Balancing the Gender Gap in Tech

Gabriella Dymott



Gabi: And I mean, you mentioned earlier what attracted you to technology, Emilie. As females ourselves, what do you think we could do to attract more women from a younger age to want to take that step into a technological career?

Emilie: I was thinking about that because I have a niece and she’s young, and I really told my sister to try to get her very early to see if she has an interest in technology or anything like little robots, whatever it is, to not be like, ‘No no, just play with this doll.’ or ‘This is too complicated.’ or, you know, like as you grow up, you’ll hear things, like ‘Oh, women, are not as good in math.’ and other wrong things like that. And, um, and so the role in this case of her mother, my sister, would be to really counter all of that and show her that all the science part, basically she can do it. And maybe, as a child, she can have like little, you know, those sort of little robots I’ve seen that you can actually have stuff for really small kids.

Gabi: Yeah.

Emilie: About coding. And that would be, that’ll be great for when you’re very young and when you’re a bit older and you’re in uni and all that the tough thing is sort of gatekeeping. So it’s hard. And depending on the field you’re into, it’s a bit tough, like if you go into engineering or something.

Gabi: Yeah.

Emilie: And there are so few women. I studied management, actually, in my bachelor’s, and it was pretty even.

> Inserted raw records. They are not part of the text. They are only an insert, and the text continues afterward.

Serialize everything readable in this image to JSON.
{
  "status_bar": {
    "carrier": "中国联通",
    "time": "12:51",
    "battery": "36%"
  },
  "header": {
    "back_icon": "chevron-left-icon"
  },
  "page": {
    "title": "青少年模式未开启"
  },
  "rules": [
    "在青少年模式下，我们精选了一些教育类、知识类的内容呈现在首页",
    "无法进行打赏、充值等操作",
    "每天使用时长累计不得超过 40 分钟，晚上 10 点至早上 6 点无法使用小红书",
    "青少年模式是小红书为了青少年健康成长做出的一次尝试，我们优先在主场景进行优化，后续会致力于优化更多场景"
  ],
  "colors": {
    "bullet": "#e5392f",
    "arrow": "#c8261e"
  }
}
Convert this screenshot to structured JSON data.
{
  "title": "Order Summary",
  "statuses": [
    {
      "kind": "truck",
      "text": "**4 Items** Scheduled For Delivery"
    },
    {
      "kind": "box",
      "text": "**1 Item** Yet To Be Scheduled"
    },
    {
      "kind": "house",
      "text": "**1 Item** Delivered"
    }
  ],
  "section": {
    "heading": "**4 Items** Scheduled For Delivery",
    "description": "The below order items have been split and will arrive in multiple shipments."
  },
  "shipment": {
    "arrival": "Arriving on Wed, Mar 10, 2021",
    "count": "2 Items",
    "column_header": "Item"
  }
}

But I could see like in psychology it was really a lot more females and in things like finances, it was mostly guys there.

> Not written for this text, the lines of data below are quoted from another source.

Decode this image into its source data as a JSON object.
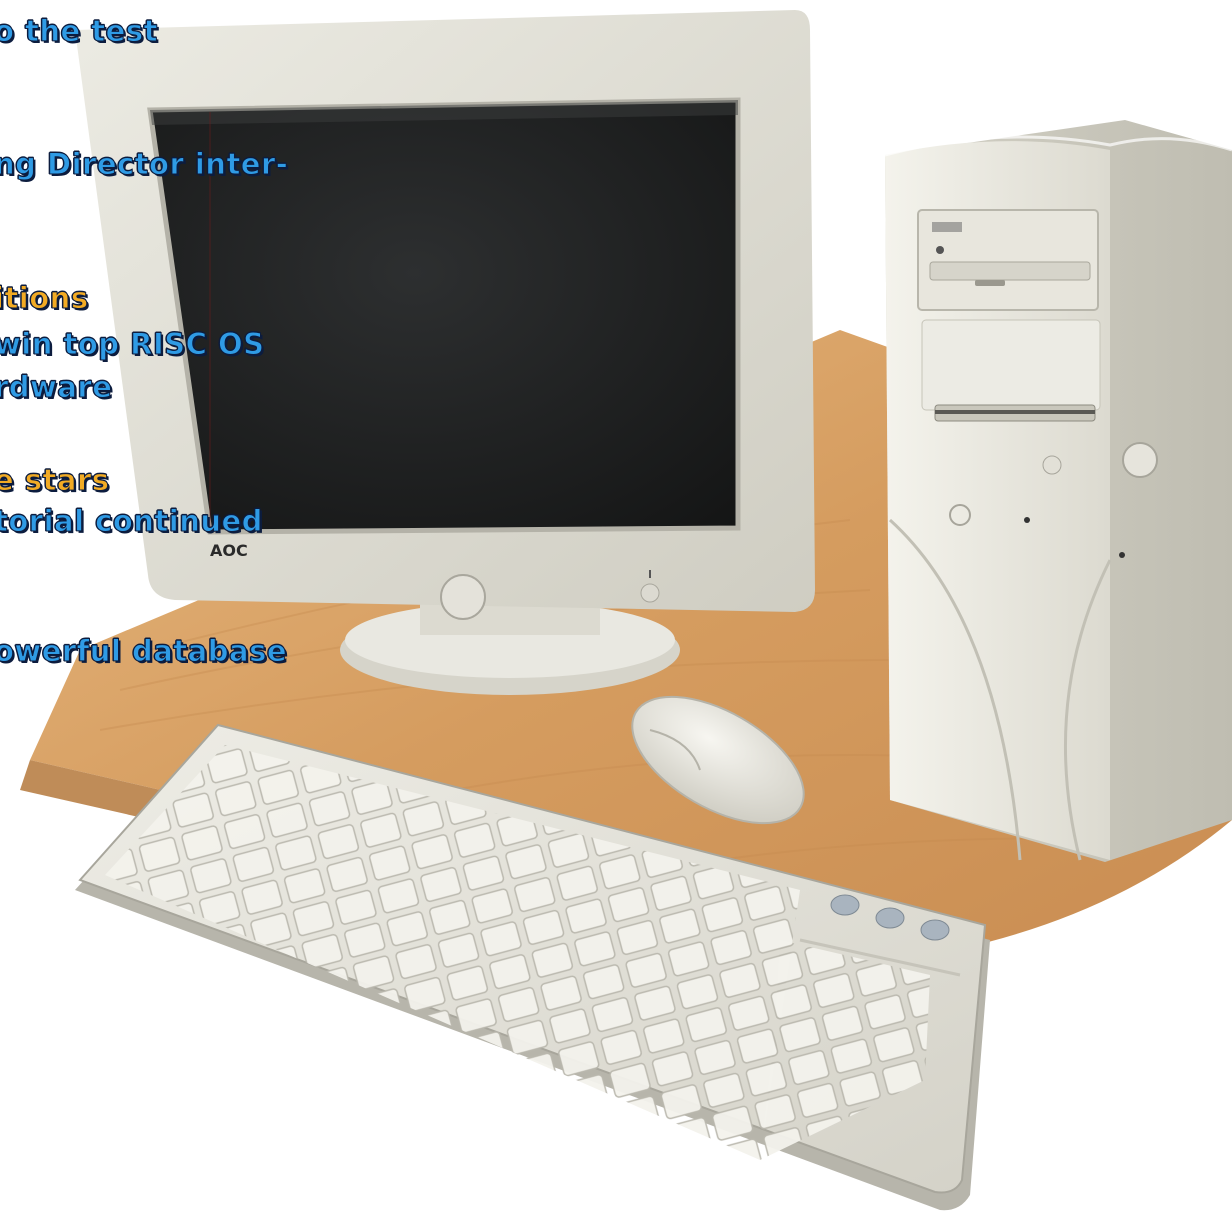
{
  "cover_lines": [
    {
      "id": "l1",
      "text": "o the test",
      "color": "blue"
    },
    {
      "id": "l2",
      "text": "ng Director inter-",
      "color": "blue"
    },
    {
      "id": "l3",
      "text": "itions",
      "color": "amber"
    },
    {
      "id": "l4",
      "text": "win top RISC OS",
      "color": "blue"
    },
    {
      "id": "l5",
      "text": "rdware",
      "color": "blue"
    },
    {
      "id": "l6",
      "text": "e stars",
      "color": "amber"
    },
    {
      "id": "l7",
      "text": "torial continued",
      "color": "blue"
    },
    {
      "id": "l8",
      "text": "owerful database",
      "color": "blue"
    }
  ],
  "monitor_brand": "AOC",
  "colors": {
    "blue_text": "#2f9be5",
    "amber_text": "#f2ab24",
    "desk_wood": "#d9a46a",
    "beige_plastic": "#e8e7df"
  }
}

Gabi: Yeah.

Emilie: So it’s there that the change has to be made, first and foremost, you need to encourage other women to go into those bachelors and things like that.

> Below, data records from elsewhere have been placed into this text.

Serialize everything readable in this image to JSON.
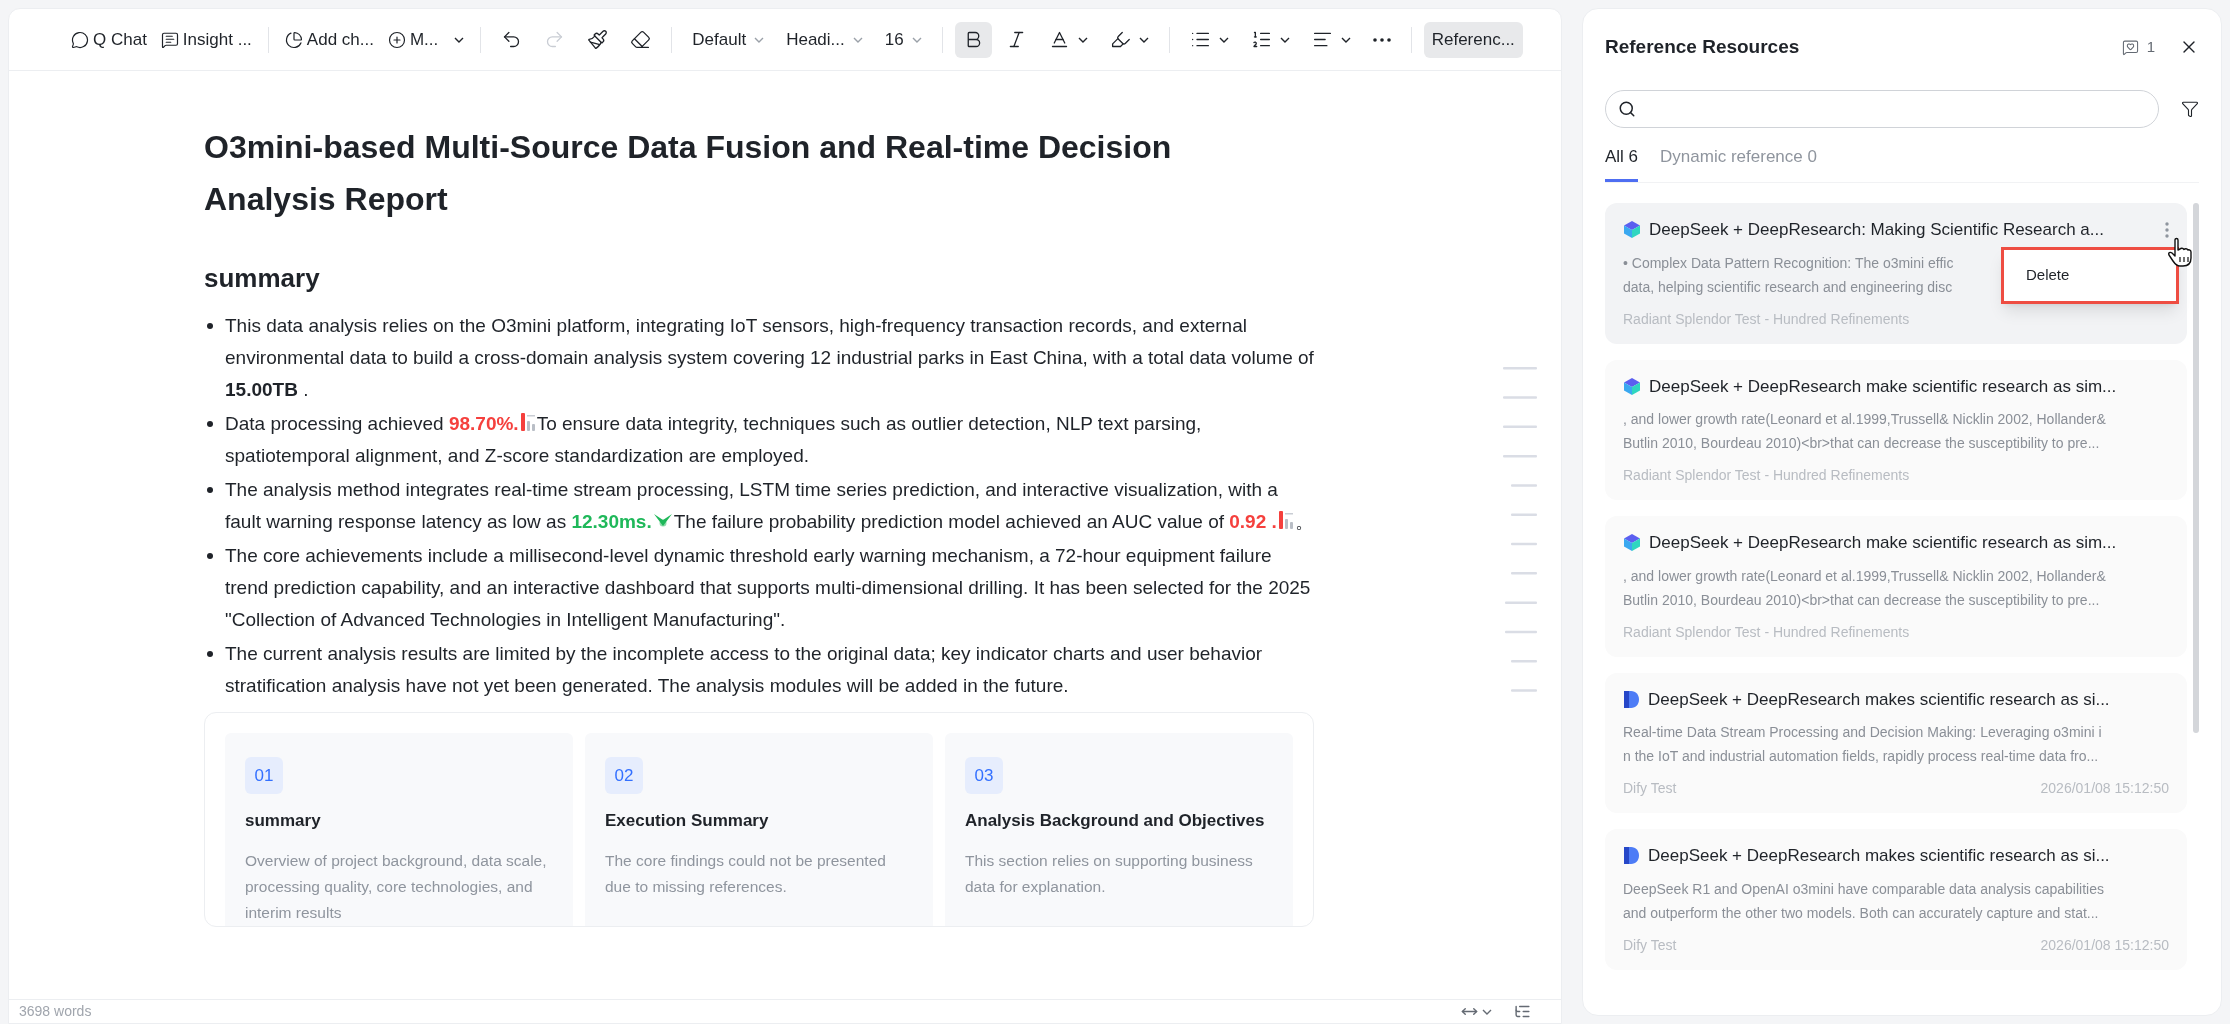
{
  "toolbar": {
    "groups": [
      [
        {
          "kind": "labeled",
          "label": "Q Chat"
        },
        {
          "kind": "labeled",
          "label": "Insight ..."
        }
      ],
      [
        {
          "kind": "labeled",
          "label": "Add ch..."
        },
        {
          "kind": "labeled",
          "label": "M...",
          "caret": true
        }
      ],
      [
        {
          "kind": "icon",
          "disabled": false
        },
        {
          "kind": "icon",
          "disabled": true
        },
        {
          "kind": "icon",
          "disabled": false
        },
        {
          "kind": "icon",
          "disabled": false
        }
      ],
      [
        {
          "kind": "dropdown",
          "label": "Default"
        },
        {
          "kind": "dropdown",
          "label": "Headi..."
        },
        {
          "kind": "dropdown",
          "label": "16"
        }
      ],
      [
        {
          "kind": "icon",
          "selected": true
        },
        {
          "kind": "icon",
          "selected": false
        },
        {
          "kind": "icon",
          "caret": true
        },
        {
          "kind": "icon",
          "caret": true
        }
      ],
      [
        {
          "kind": "icon",
          "caret": true
        },
        {
          "kind": "icon",
          "caret": true
        },
        {
          "kind": "icon",
          "caret": true
        },
        {
          "kind": "icon"
        }
      ],
      [
        {
          "kind": "text",
          "label": "Referenc...",
          "selected": true
        }
      ]
    ]
  },
  "document": {
    "title": "O3mini-based Multi-Source Data Fusion and Real-time Decision Analysis Report",
    "heading": "summary",
    "bullets": [
      [
        {
          "kind": "text",
          "text": "This data analysis relies on the O3mini platform, integrating IoT sensors, high-frequency transaction records, and external environmental data to build a cross-domain analysis system covering 12 industrial parks in East China, with a total data volume of "
        },
        {
          "kind": "bold",
          "text": "15.00TB"
        },
        {
          "kind": "text",
          "text": " ."
        }
      ],
      [
        {
          "kind": "text",
          "text": "Data processing achieved "
        },
        {
          "kind": "score",
          "text": "98.70%.",
          "color": "#f5403d"
        },
        {
          "kind": "text",
          "text": "To ensure data integrity, techniques such as outlier detection, NLP text parsing, spatiotemporal alignment, and Z-score standardization are employed."
        }
      ],
      [
        {
          "kind": "text",
          "text": "The analysis method integrates real-time stream processing, LSTM time series prediction, and interactive visualization, with a fault warning response latency as low as "
        },
        {
          "kind": "speed",
          "text": "12.30ms.",
          "color": "#1fb85a"
        },
        {
          "kind": "text",
          "text": "The failure probability prediction model achieved an AUC value of "
        },
        {
          "kind": "score",
          "text": "0.92 .",
          "color": "#f5403d"
        },
        {
          "kind": "text",
          "text": "。"
        }
      ],
      [
        {
          "kind": "text",
          "text": "The core achievements include a millisecond-level dynamic threshold early warning mechanism, a 72-hour equipment failure trend prediction capability, and an interactive dashboard that supports multi-dimensional drilling. It has been selected for the 2025 \"Collection of Advanced Technologies in Intelligent Manufacturing\"."
        }
      ],
      [
        {
          "kind": "text",
          "text": "The current analysis results are limited by the incomplete access to the original data; key indicator charts and user behavior stratification analysis have not yet been generated. The analysis modules will be added in the future."
        }
      ]
    ],
    "sections": [
      {
        "number": "01",
        "title": "summary",
        "description": "Overview of project background, data scale, processing quality, core technologies, and interim results"
      },
      {
        "number": "02",
        "title": "Execution Summary",
        "description": "The core findings could not be presented due to missing references."
      },
      {
        "number": "03",
        "title": "Analysis Background and Objectives",
        "description": "This section relies on supporting business data for explanation."
      }
    ]
  },
  "status_bar": {
    "word_count": "3698 words"
  },
  "panel": {
    "title": "Reference Resources",
    "count": "1",
    "tabs": [
      {
        "label": "All 6",
        "selected": true
      },
      {
        "label": "Dynamic reference 0",
        "selected": false
      }
    ],
    "references": [
      {
        "kind": "cube",
        "hovered": true,
        "title": "DeepSeek + DeepResearch: Making Scientific Research a...",
        "excerpt": [
          "• Complex Data Pattern Recognition: The o3mini effic",
          "data, helping scientific research and engineering disc"
        ],
        "source": "Radiant Splendor Test - Hundred Refinements",
        "menu": [
          "Delete"
        ]
      },
      {
        "kind": "cube",
        "hovered": false,
        "title": "DeepSeek + DeepResearch make scientific research as sim...",
        "excerpt": [
          ", and lower growth rate(Leonard et al.1999,Trussell& Nicklin 2002, Hollander&",
          "Butlin 2010, Bourdeau 2010)<br>that can decrease the susceptibility to pre..."
        ],
        "source": "Radiant Splendor Test - Hundred Refinements"
      },
      {
        "kind": "cube",
        "hovered": false,
        "title": "DeepSeek + DeepResearch make scientific research as sim...",
        "excerpt": [
          ", and lower growth rate(Leonard et al.1999,Trussell& Nicklin 2002, Hollander&",
          "Butlin 2010, Bourdeau 2010)<br>that can decrease the susceptibility to pre..."
        ],
        "source": "Radiant Splendor Test - Hundred Refinements"
      },
      {
        "kind": "doc",
        "hovered": false,
        "title": "DeepSeek + DeepResearch makes scientific research as si...",
        "excerpt": [
          "Real-time Data Stream Processing and Decision Making: Leveraging o3mini i",
          "n the IoT and industrial automation fields, rapidly process real-time data fro..."
        ],
        "source": "Dify Test",
        "date": "2026/01/08 15:12:50"
      },
      {
        "kind": "doc",
        "hovered": false,
        "title": "DeepSeek + DeepResearch makes scientific research as si...",
        "excerpt": [
          "DeepSeek R1 and OpenAI o3mini have comparable data analysis capabilities",
          "and outperform the other two models. Both can accurately capture and stat..."
        ],
        "source": "Dify Test",
        "date": "2026/01/08 15:12:50"
      }
    ]
  }
}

Gabi: Yeah.

Emilie: Which is a bit tricky,

Gabi: Yeah we’re not expecting us to have all the answers.

Emilie: It’s about what you’ve done before. So they have this image of themselves like, oh, this is actually a good job, I can do it. And it’s interesting and I don’t have to be in some job where I’m like, caring for others and blah, blah, blah.

Gabi: Yeah. So I think a lot of it, from what you’ve said, is like a stigma then that what you’re seeing of that job and that profession is if it’s mainly male-based, perhaps that would influence younger women to feel like, ‘Oh, maybe that’s not exactly the career, where there’s a lot of females and it wouldn’t be the best environment for me.’ So maybe the publicity of how we perceive it and where we’re seeing these females. I know for sure now, more than 10 years ago, there’s a lot more female CTOs and even outside of tech, just women in positions of power. But they don’t get highlighted as much as perhaps the men do. They’re certainly not as well known in terms of the household name. So I think that the media definitely has a lot to answer for there in terms of our perception of these women in power and where they are. But you’ve got some great ideas there and certainly introducing the younger generation to technology a lot earlier. I know in the UK there’s an incentive with Raspberry Pi, which is like a small coding-based activity that they give to children in primary school now. So from like five and six that they’re playing with, like these Raspberry Pi, it’s trying to get them into computers. But there’s still a lot of work to be done for sure. I just like hearing people’s ideas on how we can that how we can combat this and try and get a bit more equality between the genders across all companies. But it’s certainly a hot topic at the minute.